The time to act is now!  Most of us count on other retailers to do the job for them and this is not fair.  The results of counting on others are that ONLY ONE EMAIL WITH THE REQUESTED INFORMATION WAS SENT.
I urge you to take 5 minutes and write an email and respond to NJGCA with the requested information BEFORE IT IS TOO LATE .
Below is the email I sent to NJGCA last week. I see no reason why each one of us can’t send the same regarding each of our locations.
Thank you for reading.
Ed Kashouty
Lakewood Exxon

Ed’s previous email:
Hi Sal
Hope that you are safe and well.  As per your request I am replying to describe my situation here at my location. Sitting down and thinking about the situation and the pandemic, the magnitude that I believe many of us may be in denial about is how big and ugly this thing can get.  Gas stations, convenience stores, and auto repair shops are part of people’s daily routine, but they get little attention from both the government and public alike.
Our gas attendants work in the harshest (not an exaggeration) and not the safest (not an exaggeration) and surely the least hygienic (also not an exaggeration) despite the fact that we are doing our best to keep sanitizing and cleaning.
Here are three things I would like to bring the attention of Governor Murphy: 
  1. The safety of our employees that are being exposed every minute to being infected by the Covid-19 virus from every customer that come in contact with them handing them cash or even credit cards.
Many of my employees live together in groups in the same house which could get scary.
Imagine if one and only one employee gets infected, it means all will probably be infected at some point.
Once we get to the point when we have no employees or gas attendants, we will be forced to close our gas stations. 
  1. The other scenario is if that infected employees may transfer the virus to our customers
(an average gas attendant is in contact with hundreds of customers daily) which put our customers and their families at risk also. My customers also do not want to be in contact with the gas attendants and I will try to identify some for you.
  1. Our employees are subject to customers moods and anger as most of us are confused and scared. I strongly believe that removing the prohibition on self-service gasoline (even on temporary basis while the state of emergency is in effect) will serve both the motorist and our attendants.  It will also allow us to remain open should we find ourselves without the necessary employees to assist our customers.  I am truly worried that we will find ourselves in this position.

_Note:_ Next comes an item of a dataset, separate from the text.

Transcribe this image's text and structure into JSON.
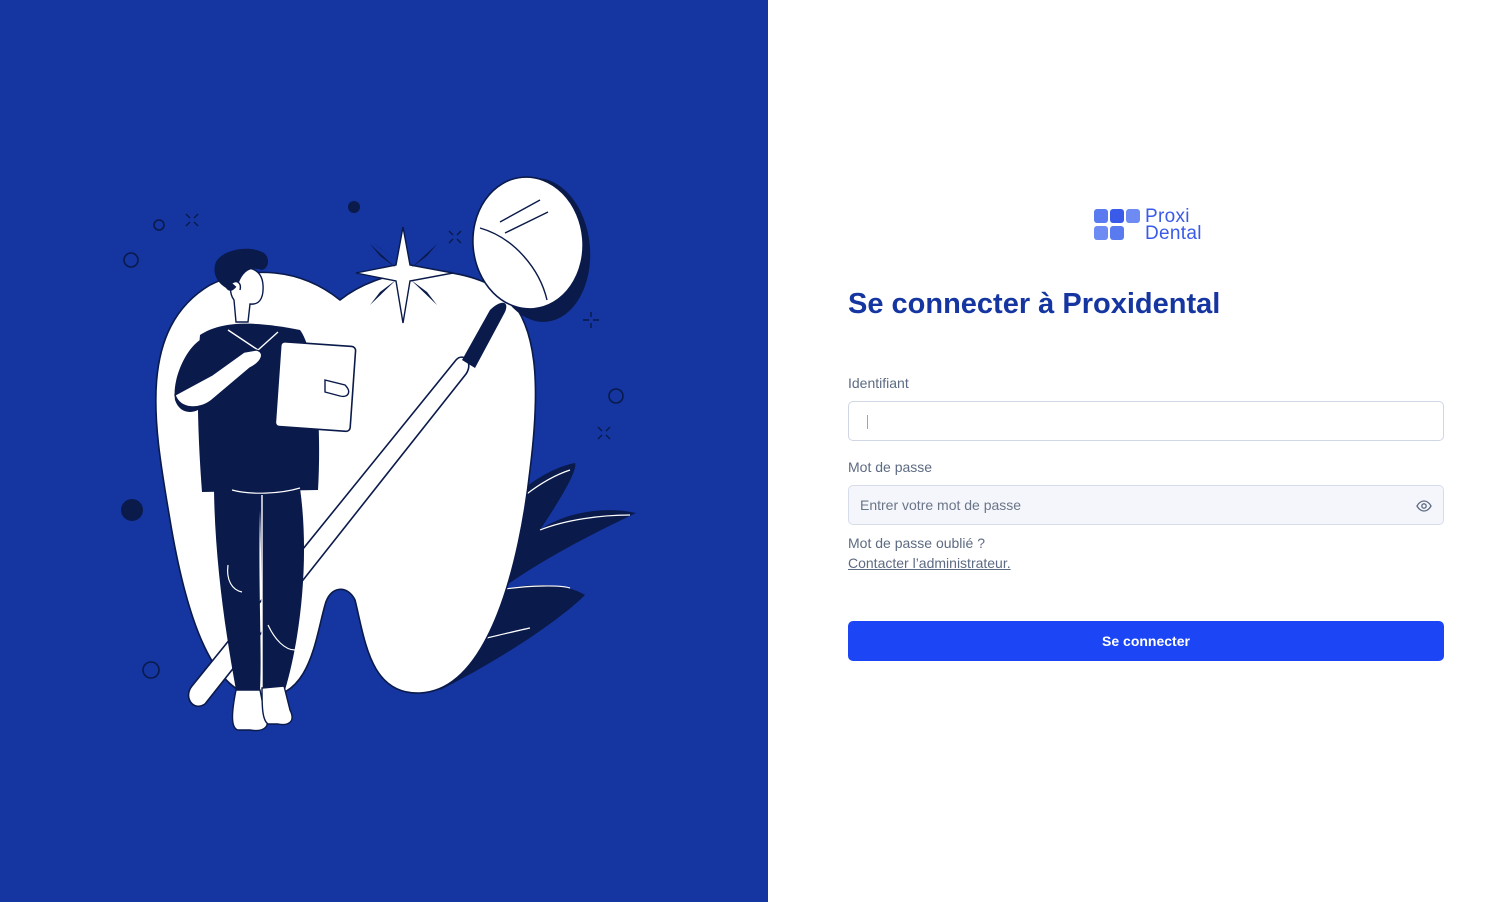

In these difficult and uncertain times, we see communities and businesses coming together to do their part for each other. Across the state, hospitals are running low on essential supplies for treating the Coronavirus. Personal protection equipment such as masks and gloves are desperately needed, and can be donated to hospitals through the State Police. Some of you may have these items in your businesses. If you have any surplus of items that you can spare, you can email to arrange your donation. I know times are particularly challenging right now, if you have these items available to donate, I urge you all to consider helping your community in this time of need.


Finally, we will be sending out a survey to you all shortly to learn more about how members are dealing with the Coronavirus and our assistance around this. We ask that you please take five minutes of your time to complete this survey. This data will best inform us what actions our members are planning to take so we can report this information back to the federal and state legislature and fight for your businesses. Additionally, we want to know how we are doing reporting information to you and what other information you are looking for during this time. We can only learn what your needs are if you speak up, when we send the link for the survey, please take a few minutes to help us help you.